The Edinburgh airport is small, but even so, my Ryan Air flight is parked at some distance to the terminal. For a minute, I wonder if they’ll charge us for the bus ride in. [In case you don’t know, Ryan Air is the Walmart of the airline industry: the flights are very cheap; but you have to be careful – everything is subject to a surcharge: sending luggage through, the weight of each bag, the order in which you want to board the plane, the water you drink on it – everything.]
I scan the grounds and notice that there are only a couple of planes at the gates. None of them Air France.

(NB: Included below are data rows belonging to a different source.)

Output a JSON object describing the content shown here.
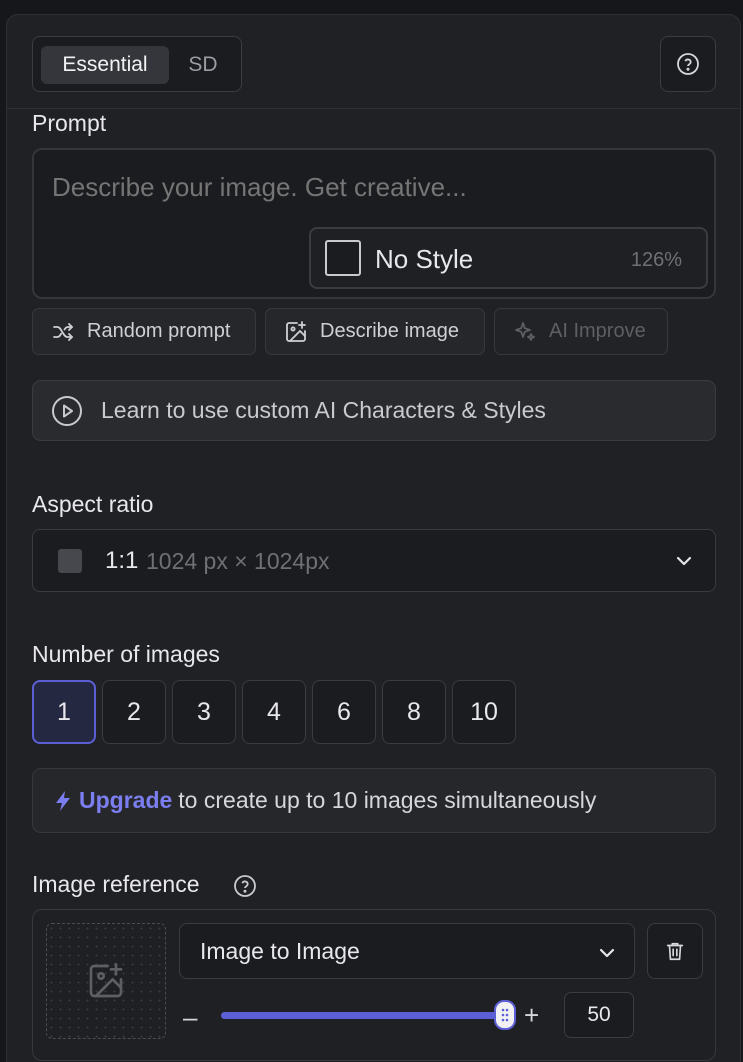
{
  "tabs": {
    "essential": "Essential",
    "sd": "SD"
  },
  "prompt": {
    "label": "Prompt",
    "placeholder": "Describe your image. Get creative...",
    "style_name": "No Style",
    "style_strength": "126%"
  },
  "actions": {
    "random": "Random prompt",
    "describe": "Describe image",
    "improve": "AI Improve"
  },
  "learn": {
    "text": "Learn to use custom AI Characters & Styles"
  },
  "aspect": {
    "label": "Aspect ratio",
    "ratio": "1:1",
    "size": "1024 px × 1024px"
  },
  "images": {
    "label": "Number of images",
    "options": [
      "1",
      "2",
      "3",
      "4",
      "6",
      "8",
      "10"
    ],
    "selected": "1"
  },
  "upgrade": {
    "link": "Upgrade",
    "text": "to create up to 10 images simultaneously"
  },
  "reference": {
    "label": "Image reference",
    "mode": "Image to Image",
    "strength": 50,
    "strength_label": "50",
    "strength_max": 51
  },
  "colors": {
    "accent": "#5c5fd6",
    "link": "#7b7ef0"
  }
}
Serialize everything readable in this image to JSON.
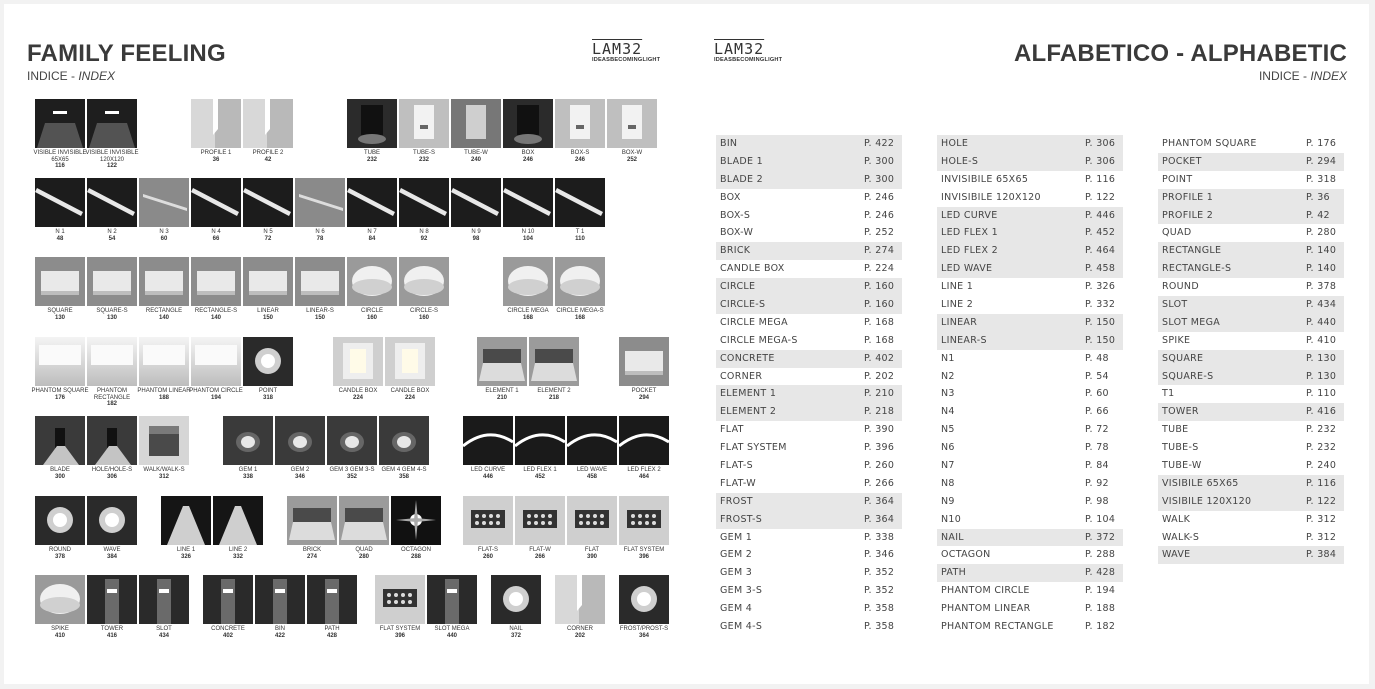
{
  "left_page": {
    "title": "FAMILY FEELING",
    "subtitle_plain": "INDICE - ",
    "subtitle_italic": "INDEX"
  },
  "right_page": {
    "title": "ALFABETICO - ALPHABETIC",
    "subtitle_plain": "INDICE - ",
    "subtitle_italic": "INDEX"
  },
  "logo": {
    "wordmark": "LAM32",
    "tagline": "IDEASBECOMINGLIGHT"
  },
  "colors": {
    "band": "#e7e7e7",
    "text": "#3a3a3a"
  },
  "products": [
    {
      "label": "VISIBLE INVISIBLE 65X65",
      "page": "116",
      "style": "dark-slot"
    },
    {
      "label": "VISIBLE INVISIBLE 120X120",
      "page": "122",
      "style": "dark-slot"
    },
    {
      "label": "PROFILE 1",
      "page": "36",
      "style": "corner"
    },
    {
      "label": "PROFILE 2",
      "page": "42",
      "style": "corner"
    },
    {
      "label": "TUBE",
      "page": "232",
      "style": "dark-box"
    },
    {
      "label": "TUBE-S",
      "page": "232",
      "style": "white-tube"
    },
    {
      "label": "TUBE-W",
      "page": "240",
      "style": "grey-tube"
    },
    {
      "label": "BOX",
      "page": "246",
      "style": "dark-box"
    },
    {
      "label": "BOX-S",
      "page": "246",
      "style": "white-tube"
    },
    {
      "label": "BOX-W",
      "page": "252",
      "style": "white-tube"
    },
    {
      "label": "N 1",
      "page": "48",
      "style": "linear-dark"
    },
    {
      "label": "N 2",
      "page": "54",
      "style": "linear-dark"
    },
    {
      "label": "N 3",
      "page": "60",
      "style": "linear-grey"
    },
    {
      "label": "N 4",
      "page": "66",
      "style": "linear-dark"
    },
    {
      "label": "N 5",
      "page": "72",
      "style": "linear-dark"
    },
    {
      "label": "N 6",
      "page": "78",
      "style": "linear-grey"
    },
    {
      "label": "N 7",
      "page": "84",
      "style": "linear-dark"
    },
    {
      "label": "N 8",
      "page": "92",
      "style": "linear-dark"
    },
    {
      "label": "N 9",
      "page": "98",
      "style": "linear-dark"
    },
    {
      "label": "N 10",
      "page": "104",
      "style": "linear-dark"
    },
    {
      "label": "T 1",
      "page": "110",
      "style": "linear-dark"
    },
    {
      "label": "SQUARE",
      "page": "130",
      "style": "panel"
    },
    {
      "label": "SQUARE-S",
      "page": "130",
      "style": "panel"
    },
    {
      "label": "RECTANGLE",
      "page": "140",
      "style": "panel"
    },
    {
      "label": "RECTANGLE-S",
      "page": "140",
      "style": "panel"
    },
    {
      "label": "LINEAR",
      "page": "150",
      "style": "panel"
    },
    {
      "label": "LINEAR-S",
      "page": "150",
      "style": "panel"
    },
    {
      "label": "CIRCLE",
      "page": "160",
      "style": "round"
    },
    {
      "label": "CIRCLE-S",
      "page": "160",
      "style": "round"
    },
    {
      "label": "CIRCLE MEGA",
      "page": "168",
      "style": "round"
    },
    {
      "label": "CIRCLE MEGA-S",
      "page": "168",
      "style": "round"
    },
    {
      "label": "PHANTOM SQUARE",
      "page": "176",
      "style": "phantom"
    },
    {
      "label": "PHANTOM RECTANGLE",
      "page": "182",
      "style": "phantom"
    },
    {
      "label": "PHANTOM LINEAR",
      "page": "188",
      "style": "phantom"
    },
    {
      "label": "PHANTOM CIRCLE",
      "page": "194",
      "style": "phantom"
    },
    {
      "label": "POINT",
      "page": "318",
      "style": "spot"
    },
    {
      "label": "CANDLE BOX",
      "page": "224",
      "style": "candle"
    },
    {
      "label": "CANDLE BOX",
      "page": "224",
      "style": "candle"
    },
    {
      "label": "ELEMENT 1",
      "page": "210",
      "style": "element"
    },
    {
      "label": "ELEMENT 2",
      "page": "218",
      "style": "element"
    },
    {
      "label": "POCKET",
      "page": "294",
      "style": "panel"
    },
    {
      "label": "BLADE",
      "page": "300",
      "style": "blade"
    },
    {
      "label": "HOLE/HOLE-S",
      "page": "306",
      "style": "blade"
    },
    {
      "label": "WALK/WALK-S",
      "page": "312",
      "style": "cube"
    },
    {
      "label": "GEM 1",
      "page": "338",
      "style": "gem"
    },
    {
      "label": "GEM 2",
      "page": "346",
      "style": "gem"
    },
    {
      "label": "GEM 3 GEM 3-S",
      "page": "352",
      "style": "gem"
    },
    {
      "label": "GEM 4 GEM 4-S",
      "page": "358",
      "style": "gem"
    },
    {
      "label": "LED CURVE",
      "page": "446",
      "style": "led"
    },
    {
      "label": "LED FLEX 1",
      "page": "452",
      "style": "led"
    },
    {
      "label": "LED WAVE",
      "page": "458",
      "style": "led"
    },
    {
      "label": "LED FLEX 2",
      "page": "464",
      "style": "led"
    },
    {
      "label": "ROUND",
      "page": "378",
      "style": "spot"
    },
    {
      "label": "WAVE",
      "page": "384",
      "style": "spot"
    },
    {
      "label": "LINE 1",
      "page": "326",
      "style": "beam"
    },
    {
      "label": "LINE 2",
      "page": "332",
      "style": "beam"
    },
    {
      "label": "BRICK",
      "page": "274",
      "style": "element"
    },
    {
      "label": "QUAD",
      "page": "280",
      "style": "element"
    },
    {
      "label": "OCTAGON",
      "page": "288",
      "style": "star"
    },
    {
      "label": "FLAT-S",
      "page": "260",
      "style": "grid"
    },
    {
      "label": "FLAT-W",
      "page": "266",
      "style": "grid"
    },
    {
      "label": "FLAT",
      "page": "390",
      "style": "grid"
    },
    {
      "label": "FLAT SYSTEM",
      "page": "396",
      "style": "grid"
    },
    {
      "label": "SPIKE",
      "page": "410",
      "style": "round"
    },
    {
      "label": "TOWER",
      "page": "416",
      "style": "bollard"
    },
    {
      "label": "SLOT",
      "page": "434",
      "style": "bollard"
    },
    {
      "label": "CONCRETE",
      "page": "402",
      "style": "bollard"
    },
    {
      "label": "BIN",
      "page": "422",
      "style": "bollard"
    },
    {
      "label": "PATH",
      "page": "428",
      "style": "bollard"
    },
    {
      "label": "FLAT SYSTEM",
      "page": "396",
      "style": "grid"
    },
    {
      "label": "SLOT MEGA",
      "page": "440",
      "style": "bollard"
    },
    {
      "label": "NAIL",
      "page": "372",
      "style": "spot"
    },
    {
      "label": "CORNER",
      "page": "202",
      "style": "corner"
    },
    {
      "label": "FROST/PROST-S",
      "page": "364",
      "style": "spot"
    }
  ],
  "index_columns": [
    [
      {
        "name": "BIN",
        "page": "P. 422",
        "band": true
      },
      {
        "name": "BLADE 1",
        "page": "P. 300",
        "band": true
      },
      {
        "name": "BLADE 2",
        "page": "P. 300",
        "band": true
      },
      {
        "name": "BOX",
        "page": "P. 246",
        "band": false
      },
      {
        "name": "BOX-S",
        "page": "P. 246",
        "band": false
      },
      {
        "name": "BOX-W",
        "page": "P. 252",
        "band": false
      },
      {
        "name": "BRICK",
        "page": "P. 274",
        "band": true
      },
      {
        "name": "CANDLE BOX",
        "page": "P. 224",
        "band": false
      },
      {
        "name": "CIRCLE",
        "page": "P. 160",
        "band": true
      },
      {
        "name": "CIRCLE-S",
        "page": "P. 160",
        "band": true
      },
      {
        "name": "CIRCLE MEGA",
        "page": "P. 168",
        "band": false
      },
      {
        "name": "CIRCLE MEGA-S",
        "page": "P. 168",
        "band": false
      },
      {
        "name": "CONCRETE",
        "page": "P. 402",
        "band": true
      },
      {
        "name": "CORNER",
        "page": "P. 202",
        "band": false
      },
      {
        "name": "ELEMENT 1",
        "page": "P. 210",
        "band": true
      },
      {
        "name": "ELEMENT 2",
        "page": "P. 218",
        "band": true
      },
      {
        "name": "FLAT",
        "page": "P. 390",
        "band": false
      },
      {
        "name": "FLAT SYSTEM",
        "page": "P. 396",
        "band": false
      },
      {
        "name": "FLAT-S",
        "page": "P. 260",
        "band": false
      },
      {
        "name": "FLAT-W",
        "page": "P. 266",
        "band": false
      },
      {
        "name": "FROST",
        "page": "P. 364",
        "band": true
      },
      {
        "name": "FROST-S",
        "page": "P. 364",
        "band": true
      },
      {
        "name": "GEM 1",
        "page": "P. 338",
        "band": false
      },
      {
        "name": "GEM 2",
        "page": "P. 346",
        "band": false
      },
      {
        "name": "GEM 3",
        "page": "P. 352",
        "band": false
      },
      {
        "name": "GEM 3-S",
        "page": "P. 352",
        "band": false
      },
      {
        "name": "GEM 4",
        "page": "P. 358",
        "band": false
      },
      {
        "name": "GEM 4-S",
        "page": "P. 358",
        "band": false
      }
    ],
    [
      {
        "name": "HOLE",
        "page": "P. 306",
        "band": true
      },
      {
        "name": "HOLE-S",
        "page": "P. 306",
        "band": true
      },
      {
        "name": "INVISIBILE 65X65",
        "page": "P. 116",
        "band": false
      },
      {
        "name": "INVISIBILE 120X120",
        "page": "P. 122",
        "band": false
      },
      {
        "name": "LED CURVE",
        "page": "P. 446",
        "band": true
      },
      {
        "name": "LED FLEX 1",
        "page": "P. 452",
        "band": true
      },
      {
        "name": "LED FLEX 2",
        "page": "P. 464",
        "band": true
      },
      {
        "name": "LED WAVE",
        "page": "P. 458",
        "band": true
      },
      {
        "name": "LINE 1",
        "page": "P. 326",
        "band": false
      },
      {
        "name": "LINE 2",
        "page": "P. 332",
        "band": false
      },
      {
        "name": "LINEAR",
        "page": "P. 150",
        "band": true
      },
      {
        "name": "LINEAR-S",
        "page": "P. 150",
        "band": true
      },
      {
        "name": "N1",
        "page": "P. 48",
        "band": false
      },
      {
        "name": "N2",
        "page": "P. 54",
        "band": false
      },
      {
        "name": "N3",
        "page": "P. 60",
        "band": false
      },
      {
        "name": "N4",
        "page": "P. 66",
        "band": false
      },
      {
        "name": "N5",
        "page": "P. 72",
        "band": false
      },
      {
        "name": "N6",
        "page": "P. 78",
        "band": false
      },
      {
        "name": "N7",
        "page": "P. 84",
        "band": false
      },
      {
        "name": "N8",
        "page": "P. 92",
        "band": false
      },
      {
        "name": "N9",
        "page": "P. 98",
        "band": false
      },
      {
        "name": "N10",
        "page": "P. 104",
        "band": false
      },
      {
        "name": "NAIL",
        "page": "P. 372",
        "band": true
      },
      {
        "name": "OCTAGON",
        "page": "P. 288",
        "band": false
      },
      {
        "name": "PATH",
        "page": "P. 428",
        "band": true
      },
      {
        "name": "PHANTOM CIRCLE",
        "page": "P. 194",
        "band": false
      },
      {
        "name": "PHANTOM LINEAR",
        "page": "P. 188",
        "band": false
      },
      {
        "name": "PHANTOM RECTANGLE",
        "page": "P. 182",
        "band": false
      }
    ],
    [
      {
        "name": "PHANTOM SQUARE",
        "page": "P. 176",
        "band": false
      },
      {
        "name": "POCKET",
        "page": "P. 294",
        "band": true
      },
      {
        "name": "POINT",
        "page": "P. 318",
        "band": false
      },
      {
        "name": "PROFILE 1",
        "page": "P. 36",
        "band": true
      },
      {
        "name": "PROFILE 2",
        "page": "P. 42",
        "band": true
      },
      {
        "name": "QUAD",
        "page": "P. 280",
        "band": false
      },
      {
        "name": "RECTANGLE",
        "page": "P. 140",
        "band": true
      },
      {
        "name": "RECTANGLE-S",
        "page": "P. 140",
        "band": true
      },
      {
        "name": "ROUND",
        "page": "P. 378",
        "band": false
      },
      {
        "name": "SLOT",
        "page": "P. 434",
        "band": true
      },
      {
        "name": "SLOT MEGA",
        "page": "P. 440",
        "band": true
      },
      {
        "name": "SPIKE",
        "page": "P. 410",
        "band": false
      },
      {
        "name": "SQUARE",
        "page": "P. 130",
        "band": true
      },
      {
        "name": "SQUARE-S",
        "page": "P. 130",
        "band": true
      },
      {
        "name": "T1",
        "page": "P. 110",
        "band": false
      },
      {
        "name": "TOWER",
        "page": "P. 416",
        "band": true
      },
      {
        "name": "TUBE",
        "page": "P. 232",
        "band": false
      },
      {
        "name": "TUBE-S",
        "page": "P. 232",
        "band": false
      },
      {
        "name": "TUBE-W",
        "page": "P. 240",
        "band": false
      },
      {
        "name": "VISIBILE 65X65",
        "page": "P. 116",
        "band": true
      },
      {
        "name": "VISIBILE 120X120",
        "page": "P. 122",
        "band": true
      },
      {
        "name": "WALK",
        "page": "P. 312",
        "band": false
      },
      {
        "name": "WALK-S",
        "page": "P. 312",
        "band": false
      },
      {
        "name": "WAVE",
        "page": "P. 384",
        "band": true
      }
    ]
  ]
}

But as the bus pulls up to the terminal, I see the familiar Air France logo taxing toward us. And so I am not surprised when at passport control, the person behind me is Ed, arriving after a series of connections from Madison.
It is damn cold here. 51F feels very nippy after the heat of Bologna. I notice that even the locals are in their woolies. But I also notice that it’s not raining.
I had briefly lived in Edinburgh more than thirty years ago, when my then husband was working on his dissertation on the Scottish Enlightenment. I remember very many wonderful things about the place, but I also remember the rain. You could start the day without it, but sooner or later a nice black cloud would roll in and dump its wet stuff on you.
Today, however, there is (occasional) sunshine.
But the city’s a mess. It appears they’re putting in a tram along Princes Street (the main commercial hub). Everything is ripped open. No matter. We’re here for the night only and we’ve got stuff to do: buy pants for Ed (his fell apart on the flight over; you have to know Ed to understand why that is not a ridiculous statement – the man wears his clothes to their bitter and often unexpected end), buy book on the Glen Way hike, buy sim card for cell phone, walk back several miles due to getting off at wrong bus stop, find hotel, convince them that it’s fine to leave our bags for several weeks there, etc.
We do all that against the backdrop of Edinburgh’s splendid scenery.
Indeed, if you look up toward the castle, or down toward the Firth, it all looks quite fine.
You just cannot look straight ahead, because all you’ll see is construction.
In the evening, we stop everything to eat dinner. We pick a place with a seafood theme, so that Ed can gradually adjust to the Scots’ preference for blood on the plate. We eat sardines and trout and mussels and I think – it’s not too bad foodwise up here in Scotland.
On the walk back to the hotel, I look up and notice the telltale clouds on the horizon.
It’ll be an interesting few weeks.
IMPORTANT NOTE: for the next twelve days (until June 9th), my Internet access is going to be very uncertain. Over my years of blogging, I can think of only a handful of times where I could not post because of a connection problem. This may well be another such time. I will try – I’ll be hiking and kayaking with my computer in my pack (scary thought that it is). But we’re not sure if we’ll find places to stay (we have our sleeping bags) let alone places to hook up. So, stay patient please!